An old Pinoy way of training babies how to walk was by using an andador, a walking trainer made of rattan hoops. An even simpler way would be strapping a lampin (cloth diaper) under toddlers’ armpits while they are being taught how to walk.
Today, other baby-handling contraptions such as baby walkers, carriers, and harnesses have become commercially available to make life easier for both parents and babies. Convenience and practicality are tipping the scale in favor of these products.
Baby Walkers vs. The Lampin Research shows that babies who used walkers experienced delays in learning to sit up, crawl, and walk. The large trays on walkers prevent babies from seeing their legs as they move and from grasping objects around them. This deprives babies of the visual feedback that may help them learn to maneuver through space. Walkers also give the child an illusion of more mobility than what she’s really capable of.
On the other hand, the Pinoy-style lampin-as-underarm support allows a child to walk based on her own capabilities.
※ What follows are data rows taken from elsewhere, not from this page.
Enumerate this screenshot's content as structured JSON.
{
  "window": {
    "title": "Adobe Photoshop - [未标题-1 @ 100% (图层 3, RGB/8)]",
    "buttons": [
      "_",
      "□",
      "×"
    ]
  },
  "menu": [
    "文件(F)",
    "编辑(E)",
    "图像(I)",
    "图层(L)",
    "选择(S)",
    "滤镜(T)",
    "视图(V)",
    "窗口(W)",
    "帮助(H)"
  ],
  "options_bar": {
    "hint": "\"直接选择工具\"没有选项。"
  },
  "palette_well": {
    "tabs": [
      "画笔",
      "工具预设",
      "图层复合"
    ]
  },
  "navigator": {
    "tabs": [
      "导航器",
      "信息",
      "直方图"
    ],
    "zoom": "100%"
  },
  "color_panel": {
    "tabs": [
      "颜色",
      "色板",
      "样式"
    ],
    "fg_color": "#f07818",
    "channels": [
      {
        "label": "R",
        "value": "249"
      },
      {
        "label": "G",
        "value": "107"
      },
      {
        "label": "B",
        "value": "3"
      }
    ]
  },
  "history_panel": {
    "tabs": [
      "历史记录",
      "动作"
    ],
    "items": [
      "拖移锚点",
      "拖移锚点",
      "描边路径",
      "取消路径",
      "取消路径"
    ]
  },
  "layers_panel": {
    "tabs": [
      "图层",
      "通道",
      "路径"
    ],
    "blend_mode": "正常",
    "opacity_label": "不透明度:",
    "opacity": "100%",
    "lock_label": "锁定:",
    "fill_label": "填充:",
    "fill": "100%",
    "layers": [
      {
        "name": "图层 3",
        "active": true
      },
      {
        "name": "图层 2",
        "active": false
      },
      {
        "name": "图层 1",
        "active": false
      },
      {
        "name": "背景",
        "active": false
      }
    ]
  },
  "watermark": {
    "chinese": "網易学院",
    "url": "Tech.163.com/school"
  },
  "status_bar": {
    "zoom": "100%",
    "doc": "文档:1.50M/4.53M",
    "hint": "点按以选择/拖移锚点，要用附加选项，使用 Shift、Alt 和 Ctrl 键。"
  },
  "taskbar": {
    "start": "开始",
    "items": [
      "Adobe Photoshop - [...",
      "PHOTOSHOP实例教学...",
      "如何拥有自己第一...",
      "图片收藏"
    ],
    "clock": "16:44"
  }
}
It supports the baby, but the bulk of the weight is still dependent on the child. A lampin cannot force her to walk if she is not yet ready.